During the quarter, the Disney Plus average monthly revenue per paid subscriber continued to drop in the period: That was $3.99 for the quarter ended April 3, down 29% from the year prior (and just a hair off the prior quarter’s $4.03). Disney noted that the global numbers include Disney Plus Hotstar, available in India and Indonesia, which carries a significantly lower ARPU than Disney Plus in other markets.
Disney’s direct-to-consumer revenue for the quarter increased 59% to $4.0 billion. The segment cut its operating loss to $290 million (versus $805 million a year prior), thanks to improved results at Hulu and to a lesser extent at ESPN Plus.

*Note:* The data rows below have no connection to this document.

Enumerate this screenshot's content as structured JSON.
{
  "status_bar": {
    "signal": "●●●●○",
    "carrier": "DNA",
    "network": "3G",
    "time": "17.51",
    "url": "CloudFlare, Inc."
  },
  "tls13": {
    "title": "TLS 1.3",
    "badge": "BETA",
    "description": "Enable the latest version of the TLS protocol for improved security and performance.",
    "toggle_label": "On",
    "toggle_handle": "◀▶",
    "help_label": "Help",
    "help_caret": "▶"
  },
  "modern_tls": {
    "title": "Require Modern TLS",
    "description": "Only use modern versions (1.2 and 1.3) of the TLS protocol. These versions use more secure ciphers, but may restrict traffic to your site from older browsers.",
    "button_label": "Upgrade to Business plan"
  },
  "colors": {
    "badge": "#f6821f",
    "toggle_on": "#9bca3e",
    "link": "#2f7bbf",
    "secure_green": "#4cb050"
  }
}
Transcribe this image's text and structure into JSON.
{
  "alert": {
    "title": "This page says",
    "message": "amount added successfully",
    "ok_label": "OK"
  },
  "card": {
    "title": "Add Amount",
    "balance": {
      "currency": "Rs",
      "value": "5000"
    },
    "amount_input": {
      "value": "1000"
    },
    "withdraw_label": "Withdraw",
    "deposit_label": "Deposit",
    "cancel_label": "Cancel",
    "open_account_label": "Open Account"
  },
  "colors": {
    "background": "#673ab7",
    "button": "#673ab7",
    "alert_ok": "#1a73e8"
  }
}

ESPN Plus customers increased 75% year over year, to 13.8 million. ESPN Plus looks to benefit from new sports rights deals as Disney is demanding flexibility to window content across linear and streaming platforms. On Thursday, Disney confirmed new long-term pacts with Major League Baseball and the La Liga soccer league.
“We’ve gotten a lot of flexibility to take our programming to direct to consumer platforms,” Chapek said. “We plan on being fairly aggressive in that way. One of the advantages of the Walt Disney Co. and sports is that we have so many ways to reach our consumer base. The leagues understand that and we certainly do as well.”
Hulu subscribers increased 30%, to 41.6 million overall, at the end of the period, Disney’s fiscal year Q2. Of those, 3.8 million take the live TV with SVOD bundle, an increase of about 500,000 year over year — but a sequential decline of around 200,000.
Hulu’s fundamentals have improved in recent quarters. The platform offers Disney a great deal of targeted advertising inventory that can be sold at higher prices than linear blurbs. “The most important driver [for Hulu] is its addressable advertising strength. That continues to be a real upside,” McCarthy said.
Disney Plus, the streaming home for movies from Pixar, Marvel, Lucasfilm and Disney as well as a slate of original series and films, had the wind at its back in 2020 with the global pandemic fueling consumer demand for the service.
Last December, Disney issued a dramatic upward revision on its forecast for Disney Plus, projecting 230 million to 260 million total paid subscribers by September 2024. Two years ago, the company told Wall Street it expected 60 million-90 million Disney Plus customers by that time.